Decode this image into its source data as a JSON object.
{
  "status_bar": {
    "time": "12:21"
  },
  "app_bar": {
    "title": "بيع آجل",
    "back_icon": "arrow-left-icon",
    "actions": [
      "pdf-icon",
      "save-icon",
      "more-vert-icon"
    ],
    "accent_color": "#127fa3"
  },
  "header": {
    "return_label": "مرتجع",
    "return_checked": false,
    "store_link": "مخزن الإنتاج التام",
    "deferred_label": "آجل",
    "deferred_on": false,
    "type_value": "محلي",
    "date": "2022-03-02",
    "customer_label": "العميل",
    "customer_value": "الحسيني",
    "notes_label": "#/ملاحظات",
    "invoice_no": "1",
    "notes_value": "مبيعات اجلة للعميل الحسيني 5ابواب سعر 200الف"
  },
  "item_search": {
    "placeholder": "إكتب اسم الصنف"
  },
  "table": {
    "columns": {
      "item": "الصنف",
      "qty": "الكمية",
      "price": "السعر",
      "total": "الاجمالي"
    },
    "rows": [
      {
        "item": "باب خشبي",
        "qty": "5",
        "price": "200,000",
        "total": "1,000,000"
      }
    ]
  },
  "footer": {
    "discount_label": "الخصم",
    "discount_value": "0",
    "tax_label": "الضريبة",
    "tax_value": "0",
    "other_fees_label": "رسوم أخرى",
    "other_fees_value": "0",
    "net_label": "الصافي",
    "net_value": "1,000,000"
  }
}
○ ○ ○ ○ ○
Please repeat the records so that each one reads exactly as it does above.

Decode this image into its source data as a JSON object.
{
  "status_bar": {
    "time": "12:21"
  },
  "app_bar": {
    "title": "بيع آجل",
    "back_icon": "arrow-left-icon",
    "actions": [
      "pdf-icon",
      "save-icon",
      "more-vert-icon"
    ],
    "accent_color": "#127fa3"
  },
  "header": {
    "return_label": "مرتجع",
    "return_checked": false,
    "store_link": "مخزن الإنتاج التام",
    "deferred_label": "آجل",
    "deferred_on": false,
    "type_value": "محلي",
    "date": "2022-03-02",
    "customer_label": "العميل",
    "customer_value": "الحسيني",
    "notes_label": "#/ملاحظات",
    "invoice_no": "1",
    "notes_value": "مبيعات اجلة للعميل الحسيني 5ابواب سعر 200الف"
  },
  "item_search": {
    "placeholder": "إكتب اسم الصنف"
  },
  "table": {
    "columns": {
      "item": "الصنف",
      "qty": "الكمية",
      "price": "السعر",
      "total": "الاجمالي"
    },
    "rows": [
      {
        "item": "باب خشبي",
        "qty": "5",
        "price": "200,000",
        "total": "1,000,000"
      }
    ]
  },
  "footer": {
    "discount_label": "الخصم",
    "discount_value": "0",
    "tax_label": "الضريبة",
    "tax_value": "0",
    "other_fees_label": "رسوم أخرى",
    "other_fees_value": "0",
    "net_label": "الصافي",
    "net_value": "1,000,000"
  }
}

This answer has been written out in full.